Given data: Begin

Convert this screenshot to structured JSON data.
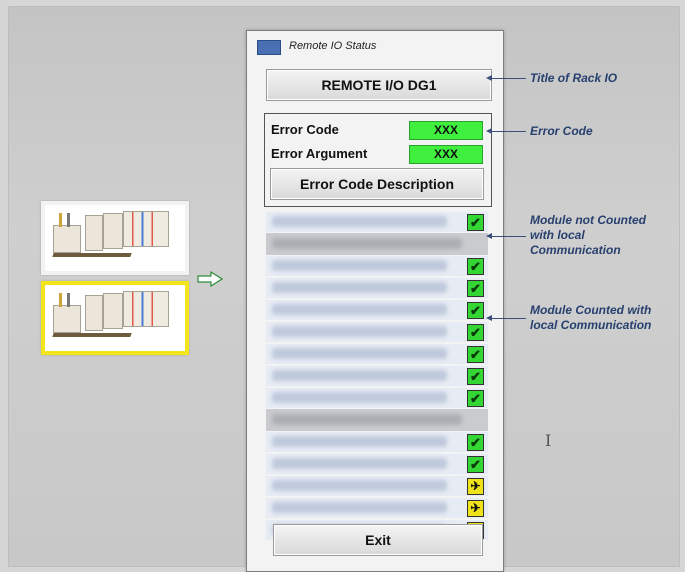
{
  "window": {
    "title": "Remote IO Status"
  },
  "rack": {
    "title_button": "REMOTE I/O DG1"
  },
  "error": {
    "code_label": "Error Code",
    "code_value": "XXX",
    "argument_label": "Error Argument",
    "argument_value": "XXX",
    "description_button": "Error Code Description"
  },
  "exit_button": "Exit",
  "callouts": {
    "rack_title": "Title of Rack IO",
    "error_code": "Error Code",
    "not_counted": "Module not Counted with local Communication",
    "counted": "Module Counted with local Communication"
  },
  "modules": [
    {
      "type": "item",
      "status": "ok"
    },
    {
      "type": "header"
    },
    {
      "type": "item",
      "status": "ok"
    },
    {
      "type": "item",
      "status": "ok"
    },
    {
      "type": "item",
      "status": "ok"
    },
    {
      "type": "item",
      "status": "ok"
    },
    {
      "type": "item",
      "status": "ok"
    },
    {
      "type": "item",
      "status": "ok"
    },
    {
      "type": "item",
      "status": "ok"
    },
    {
      "type": "header"
    },
    {
      "type": "item",
      "status": "ok"
    },
    {
      "type": "item",
      "status": "ok"
    },
    {
      "type": "item",
      "status": "warn"
    },
    {
      "type": "item",
      "status": "warn"
    },
    {
      "type": "item",
      "status": "warn"
    }
  ],
  "icons": {
    "ok": "check-icon",
    "warn": "warning-icon"
  },
  "colors": {
    "ok": "#33d633",
    "warn": "#f0e21a",
    "error_value_bg": "#3ff03f"
  }
}
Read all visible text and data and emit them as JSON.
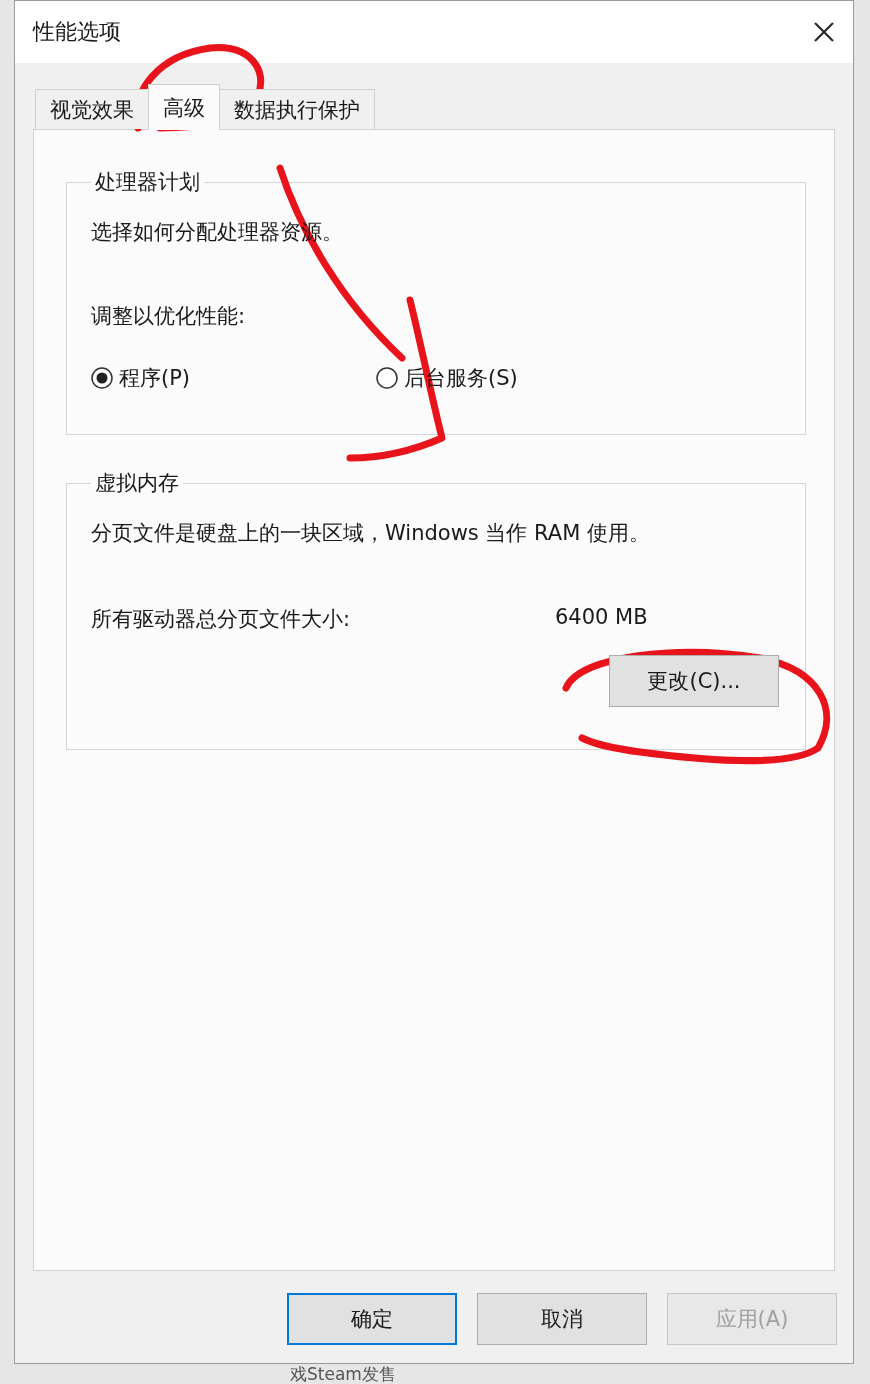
{
  "window": {
    "title": "性能选项"
  },
  "tabs": [
    {
      "label": "视觉效果",
      "selected": false
    },
    {
      "label": "高级",
      "selected": true
    },
    {
      "label": "数据执行保护",
      "selected": false
    }
  ],
  "processor_scheduling": {
    "title": "处理器计划",
    "description": "选择如何分配处理器资源。",
    "prompt": "调整以优化性能:",
    "options": [
      {
        "label": "程序(P)",
        "selected": true
      },
      {
        "label": "后台服务(S)",
        "selected": false
      }
    ]
  },
  "virtual_memory": {
    "title": "虚拟内存",
    "description": "分页文件是硬盘上的一块区域，Windows 当作 RAM 使用。",
    "size_label": "所有驱动器总分页文件大小:",
    "size_value": "6400 MB",
    "button": "更改(C)..."
  },
  "buttons": [
    {
      "label": "确定",
      "default": true,
      "disabled": false
    },
    {
      "label": "取消",
      "default": false,
      "disabled": false
    },
    {
      "label": "应用(A)",
      "default": false,
      "disabled": true
    }
  ],
  "background": {
    "text": "戏Steam发售"
  }
}
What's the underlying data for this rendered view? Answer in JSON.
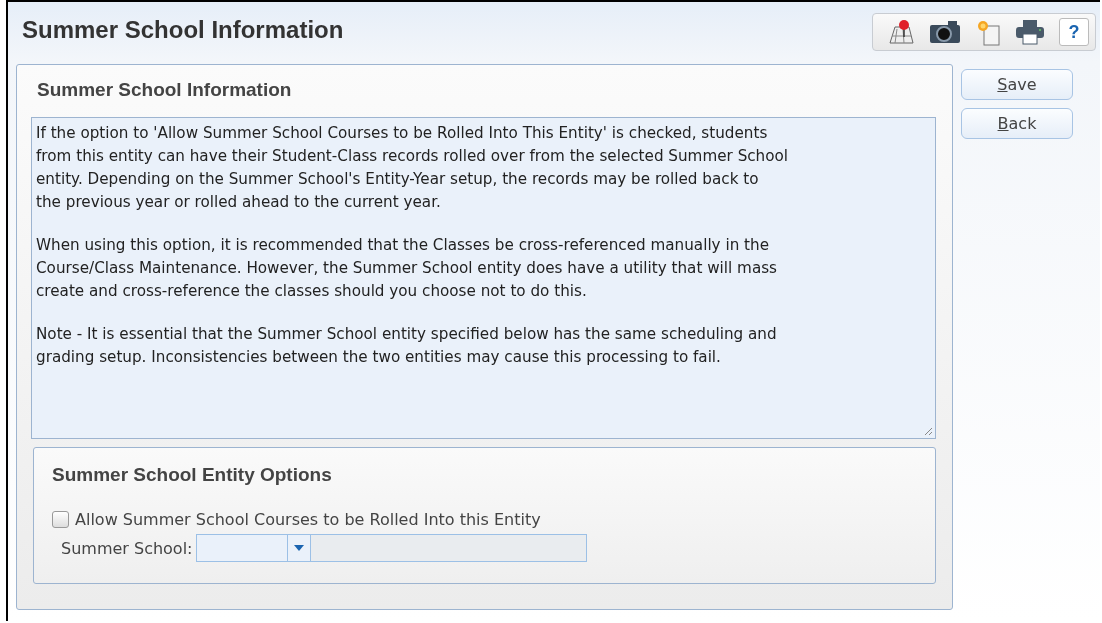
{
  "window": {
    "title": "Summer School Information"
  },
  "toolbar": {
    "help_label": "?"
  },
  "actions": [
    {
      "label": "Save"
    },
    {
      "label": "Back"
    }
  ],
  "info_panel": {
    "title": "Summer School Information",
    "paragraphs": [
      "If the option to 'Allow Summer School Courses to be Rolled Into This Entity' is checked, students\nfrom this entity can have their Student-Class records rolled over from the selected Summer School\nentity. Depending on the Summer School's Entity-Year setup, the records may be rolled back to\nthe previous year or rolled ahead to the current year.",
      "When using this option, it is recommended that the Classes be cross-referenced manually in the\nCourse/Class Maintenance. However, the Summer School entity does have a utility that will mass\ncreate and cross-reference the classes should you choose not to do this.",
      "Note - It is essential that the Summer School entity specified below has the same scheduling and\ngrading setup. Inconsistencies between the two entities may cause this processing to fail."
    ]
  },
  "options": {
    "title": "Summer School Entity Options",
    "allow_rollover": {
      "label": "Allow Summer School Courses to be Rolled Into this Entity",
      "checked": false
    },
    "summer_school": {
      "label": "Summer School:"
    }
  }
}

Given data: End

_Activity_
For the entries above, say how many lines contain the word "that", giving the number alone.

_Task result_
2